So much design, so little, though, that's sublime. A couple of months ago, I woke up in a house designed by a genius, and I felt the difference. It was an odd and wonderful feeling, considering where I had awakened the last 17,000 or so days -- in houses designed -- that might be too strong a word -- by ordinary schmoes. Houses like the ones almost all of us here in America wake up in every day.
I was staying in a house designed by Frank Lloyd Wright in Willoughby, Ohio just outside Cleveland. The house was built in 1952 for the Penfields, an ordinary couple, for what was then an ordinary amount of money -- $25,000. It was one of about a hundred Usonian houses Frank Lloyd Wright designed for everyday folks -- modest, small homes constructed of inexpensive materials. In fact, the Penfield House is built from concrete blocks with a cement floor and a material that was relatively new at the time -- dry wall. The house is mostly one large rectangle of living space on the first floor with no walls to divide kitchen from dining room or living room. There's a large simple stone fireplace in the middle of the room. The first floor can't be more than 600 or 700 square feet. And the second floor is a smaller rectangle divided into three small bedrooms and one small bath.
But great design transcends its materials and dimensions. The house is a marvel of symmetry. Slender, delicate lines divide the windows, dissecting the nature outside into long frames that guide your view upward. The concrete floor is divided into large squares that perfectly mirror the wooden beams that box the ceiling. It is a world of absolute linearity.
The beds are small and not particularly comfortable. In fact, none of the Frank Lloyd Wright furniture in the house is comfortable. And yet I woke up remarkably calm and refreshed. I can only attribute it to the perfect design of the house.
I always thought organic shapes were the most calming. The zen of a circle with no beginning or end point, the shape of the womb, of the earth, mother, protector. But I was wrong. It's order that calms the human soul.
The house combines the certainty of a spreadsheet with the mystical joy of a beautiful mathematical equation. I spent the weekend in a place that made perfect sense. Anything seemed possible.
And then the weekend ended, and my wife and I drove home past buildings that were rectangles without spirit and down our street of houses with haphazard angles, made of lines that meet not with joy but with a sense of resignation.
I spent the next week wondering what might have happened had Frank Lloyd Wright's Usonian vision won over post World War II America.
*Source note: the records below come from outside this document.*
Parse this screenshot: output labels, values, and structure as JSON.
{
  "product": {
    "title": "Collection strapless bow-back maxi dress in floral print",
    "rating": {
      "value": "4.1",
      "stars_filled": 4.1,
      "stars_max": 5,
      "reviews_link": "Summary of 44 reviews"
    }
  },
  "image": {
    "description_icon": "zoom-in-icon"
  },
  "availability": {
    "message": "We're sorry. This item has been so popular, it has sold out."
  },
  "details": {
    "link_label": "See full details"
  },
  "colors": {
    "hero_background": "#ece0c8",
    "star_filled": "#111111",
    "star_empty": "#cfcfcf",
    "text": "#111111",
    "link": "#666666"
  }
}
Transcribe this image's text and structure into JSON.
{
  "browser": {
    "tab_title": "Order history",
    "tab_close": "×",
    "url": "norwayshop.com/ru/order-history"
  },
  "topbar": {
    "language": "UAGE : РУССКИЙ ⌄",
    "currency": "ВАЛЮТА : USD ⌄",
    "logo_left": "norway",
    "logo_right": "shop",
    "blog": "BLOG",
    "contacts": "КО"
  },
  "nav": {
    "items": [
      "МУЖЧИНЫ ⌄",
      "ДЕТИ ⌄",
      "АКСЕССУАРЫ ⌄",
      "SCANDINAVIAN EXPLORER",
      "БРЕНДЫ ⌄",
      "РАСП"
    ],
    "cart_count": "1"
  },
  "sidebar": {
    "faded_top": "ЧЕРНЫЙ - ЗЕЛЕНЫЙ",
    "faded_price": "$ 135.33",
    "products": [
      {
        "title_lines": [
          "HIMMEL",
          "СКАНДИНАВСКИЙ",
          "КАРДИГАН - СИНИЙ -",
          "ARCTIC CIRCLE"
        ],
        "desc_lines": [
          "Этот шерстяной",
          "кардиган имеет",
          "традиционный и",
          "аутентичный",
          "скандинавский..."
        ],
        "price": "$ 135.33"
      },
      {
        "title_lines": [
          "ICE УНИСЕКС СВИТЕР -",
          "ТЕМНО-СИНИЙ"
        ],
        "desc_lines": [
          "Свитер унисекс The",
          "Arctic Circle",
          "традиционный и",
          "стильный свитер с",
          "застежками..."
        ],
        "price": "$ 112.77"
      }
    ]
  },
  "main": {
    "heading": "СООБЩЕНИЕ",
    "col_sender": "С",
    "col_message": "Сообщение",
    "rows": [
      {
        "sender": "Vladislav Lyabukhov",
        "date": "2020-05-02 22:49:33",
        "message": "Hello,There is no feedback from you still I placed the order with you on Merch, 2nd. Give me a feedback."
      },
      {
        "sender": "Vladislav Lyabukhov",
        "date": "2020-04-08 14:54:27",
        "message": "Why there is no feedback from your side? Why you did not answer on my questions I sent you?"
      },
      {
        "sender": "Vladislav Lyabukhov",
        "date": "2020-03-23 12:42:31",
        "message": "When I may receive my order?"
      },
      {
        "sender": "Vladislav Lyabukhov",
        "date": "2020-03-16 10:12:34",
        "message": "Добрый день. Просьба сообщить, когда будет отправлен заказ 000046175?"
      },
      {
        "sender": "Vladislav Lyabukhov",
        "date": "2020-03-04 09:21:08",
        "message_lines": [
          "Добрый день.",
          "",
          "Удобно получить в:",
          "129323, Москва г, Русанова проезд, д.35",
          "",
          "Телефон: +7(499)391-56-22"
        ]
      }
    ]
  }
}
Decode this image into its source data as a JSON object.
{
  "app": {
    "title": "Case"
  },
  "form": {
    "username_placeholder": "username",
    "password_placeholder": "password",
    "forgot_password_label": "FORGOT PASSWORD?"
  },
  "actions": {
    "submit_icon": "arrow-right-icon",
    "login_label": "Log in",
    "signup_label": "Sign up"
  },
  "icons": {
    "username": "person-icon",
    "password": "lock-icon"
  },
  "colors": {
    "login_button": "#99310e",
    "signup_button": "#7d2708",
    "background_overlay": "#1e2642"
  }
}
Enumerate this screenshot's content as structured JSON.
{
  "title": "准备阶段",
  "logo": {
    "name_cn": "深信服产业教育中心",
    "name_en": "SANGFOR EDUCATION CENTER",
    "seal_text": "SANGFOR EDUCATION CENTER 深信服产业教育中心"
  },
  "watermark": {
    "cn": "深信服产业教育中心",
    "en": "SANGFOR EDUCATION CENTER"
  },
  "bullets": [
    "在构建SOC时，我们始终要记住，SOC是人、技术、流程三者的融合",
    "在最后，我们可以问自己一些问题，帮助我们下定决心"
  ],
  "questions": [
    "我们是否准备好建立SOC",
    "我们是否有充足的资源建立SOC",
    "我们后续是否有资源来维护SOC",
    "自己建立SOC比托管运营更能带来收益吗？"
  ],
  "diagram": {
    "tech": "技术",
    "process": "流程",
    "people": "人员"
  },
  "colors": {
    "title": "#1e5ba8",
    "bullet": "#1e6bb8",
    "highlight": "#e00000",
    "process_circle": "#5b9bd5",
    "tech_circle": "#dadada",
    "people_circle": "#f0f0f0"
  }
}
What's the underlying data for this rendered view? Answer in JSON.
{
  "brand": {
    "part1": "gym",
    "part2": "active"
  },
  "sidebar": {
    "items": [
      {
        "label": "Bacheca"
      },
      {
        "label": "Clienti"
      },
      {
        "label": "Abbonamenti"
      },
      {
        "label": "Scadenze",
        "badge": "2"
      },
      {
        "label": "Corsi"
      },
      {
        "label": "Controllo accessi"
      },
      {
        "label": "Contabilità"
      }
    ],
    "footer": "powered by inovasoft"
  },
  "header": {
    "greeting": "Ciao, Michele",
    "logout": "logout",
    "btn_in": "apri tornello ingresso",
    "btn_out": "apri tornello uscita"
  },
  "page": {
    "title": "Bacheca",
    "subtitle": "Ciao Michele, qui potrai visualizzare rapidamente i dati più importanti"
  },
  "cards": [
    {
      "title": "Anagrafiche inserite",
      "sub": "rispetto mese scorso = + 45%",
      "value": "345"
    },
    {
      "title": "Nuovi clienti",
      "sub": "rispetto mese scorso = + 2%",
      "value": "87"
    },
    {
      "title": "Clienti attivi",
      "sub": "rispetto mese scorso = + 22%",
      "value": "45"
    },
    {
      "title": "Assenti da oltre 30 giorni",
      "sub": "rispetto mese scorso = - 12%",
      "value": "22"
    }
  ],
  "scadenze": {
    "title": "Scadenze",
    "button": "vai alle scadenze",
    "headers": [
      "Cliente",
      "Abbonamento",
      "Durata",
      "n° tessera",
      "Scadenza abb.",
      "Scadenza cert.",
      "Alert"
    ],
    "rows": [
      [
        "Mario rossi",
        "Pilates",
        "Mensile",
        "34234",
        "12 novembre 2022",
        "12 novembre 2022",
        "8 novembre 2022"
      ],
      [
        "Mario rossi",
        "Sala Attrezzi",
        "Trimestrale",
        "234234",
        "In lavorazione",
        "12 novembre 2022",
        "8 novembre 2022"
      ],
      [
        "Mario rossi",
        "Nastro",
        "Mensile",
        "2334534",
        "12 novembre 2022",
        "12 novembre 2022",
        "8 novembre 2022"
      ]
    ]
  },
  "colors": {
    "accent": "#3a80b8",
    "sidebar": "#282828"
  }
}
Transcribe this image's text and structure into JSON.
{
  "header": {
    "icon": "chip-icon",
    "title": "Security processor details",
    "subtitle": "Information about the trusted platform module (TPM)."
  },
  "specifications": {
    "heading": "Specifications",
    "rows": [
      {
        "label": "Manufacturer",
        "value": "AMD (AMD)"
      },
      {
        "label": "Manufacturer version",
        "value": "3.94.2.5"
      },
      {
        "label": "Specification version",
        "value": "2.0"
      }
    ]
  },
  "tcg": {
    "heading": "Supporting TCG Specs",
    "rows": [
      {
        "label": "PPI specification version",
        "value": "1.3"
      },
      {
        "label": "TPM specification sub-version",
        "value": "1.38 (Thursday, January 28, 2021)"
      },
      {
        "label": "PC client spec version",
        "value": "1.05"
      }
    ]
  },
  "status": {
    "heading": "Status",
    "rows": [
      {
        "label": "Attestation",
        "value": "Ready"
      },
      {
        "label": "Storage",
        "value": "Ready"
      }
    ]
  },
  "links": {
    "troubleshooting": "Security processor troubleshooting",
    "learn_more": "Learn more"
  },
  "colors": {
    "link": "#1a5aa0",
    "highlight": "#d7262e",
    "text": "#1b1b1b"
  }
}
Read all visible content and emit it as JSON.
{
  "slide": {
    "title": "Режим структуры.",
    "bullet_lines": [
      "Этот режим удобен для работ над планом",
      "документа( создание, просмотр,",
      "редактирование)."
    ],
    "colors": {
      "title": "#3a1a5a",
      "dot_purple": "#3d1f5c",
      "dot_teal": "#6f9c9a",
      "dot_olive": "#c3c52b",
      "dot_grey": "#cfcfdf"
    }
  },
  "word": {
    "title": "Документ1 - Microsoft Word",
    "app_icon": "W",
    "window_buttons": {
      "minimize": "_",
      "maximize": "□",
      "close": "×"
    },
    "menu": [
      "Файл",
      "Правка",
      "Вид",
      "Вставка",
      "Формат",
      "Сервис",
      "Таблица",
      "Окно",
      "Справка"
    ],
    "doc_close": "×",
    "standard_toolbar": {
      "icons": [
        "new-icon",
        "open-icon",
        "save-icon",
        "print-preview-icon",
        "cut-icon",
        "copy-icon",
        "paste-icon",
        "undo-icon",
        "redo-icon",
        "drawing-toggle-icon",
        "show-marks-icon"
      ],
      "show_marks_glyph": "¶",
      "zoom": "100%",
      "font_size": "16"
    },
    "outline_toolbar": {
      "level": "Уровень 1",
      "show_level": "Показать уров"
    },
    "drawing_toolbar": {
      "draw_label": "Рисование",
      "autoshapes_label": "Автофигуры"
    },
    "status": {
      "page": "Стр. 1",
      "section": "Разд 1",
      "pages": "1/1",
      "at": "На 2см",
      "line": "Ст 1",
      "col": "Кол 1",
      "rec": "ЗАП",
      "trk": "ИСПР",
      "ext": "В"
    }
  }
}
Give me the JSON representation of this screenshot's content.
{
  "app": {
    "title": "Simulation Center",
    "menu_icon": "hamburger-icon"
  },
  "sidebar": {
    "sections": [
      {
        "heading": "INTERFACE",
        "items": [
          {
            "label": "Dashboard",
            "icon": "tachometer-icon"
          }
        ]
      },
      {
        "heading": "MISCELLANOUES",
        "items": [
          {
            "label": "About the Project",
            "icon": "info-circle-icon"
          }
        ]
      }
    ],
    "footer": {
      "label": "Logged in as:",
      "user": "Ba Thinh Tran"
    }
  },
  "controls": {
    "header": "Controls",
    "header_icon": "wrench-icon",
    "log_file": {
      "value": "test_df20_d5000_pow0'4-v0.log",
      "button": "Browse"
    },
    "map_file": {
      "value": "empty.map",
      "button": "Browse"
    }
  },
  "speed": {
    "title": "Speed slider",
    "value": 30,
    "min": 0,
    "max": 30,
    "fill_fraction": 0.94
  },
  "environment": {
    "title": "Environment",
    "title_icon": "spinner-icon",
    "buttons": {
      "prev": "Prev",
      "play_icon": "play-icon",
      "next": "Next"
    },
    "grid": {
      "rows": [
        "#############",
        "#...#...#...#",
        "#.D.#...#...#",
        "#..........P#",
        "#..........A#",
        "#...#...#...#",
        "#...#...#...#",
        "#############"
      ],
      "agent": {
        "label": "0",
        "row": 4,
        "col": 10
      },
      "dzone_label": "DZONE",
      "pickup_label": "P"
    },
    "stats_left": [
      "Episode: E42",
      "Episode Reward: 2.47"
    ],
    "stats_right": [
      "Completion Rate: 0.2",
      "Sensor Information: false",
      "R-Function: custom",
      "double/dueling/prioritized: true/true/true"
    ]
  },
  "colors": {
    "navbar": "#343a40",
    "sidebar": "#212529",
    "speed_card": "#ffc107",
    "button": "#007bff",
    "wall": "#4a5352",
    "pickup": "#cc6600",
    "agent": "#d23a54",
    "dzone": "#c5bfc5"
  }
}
What if two generations of Americans had toddled around geometrically perfect houses, thrown their tantrums into a world of order, spilled their sippy cups onto tiled floors that mirrored the lines of the ceiling, daydreamed out of windows that ordered the world outside into manageable panes of reality? Would they be better at math? More open to great music? Would there be less violence? Fewer dysfunctional families? A smaller number of divorces? Would there be less suburban sprawl? More civility?
I know how Frank Lloyd Wright would answer that question. And maybe he'd be right. Great design may not solve all our problems, but it has the power to calm the soul and to make us want to live better, cleaner lives.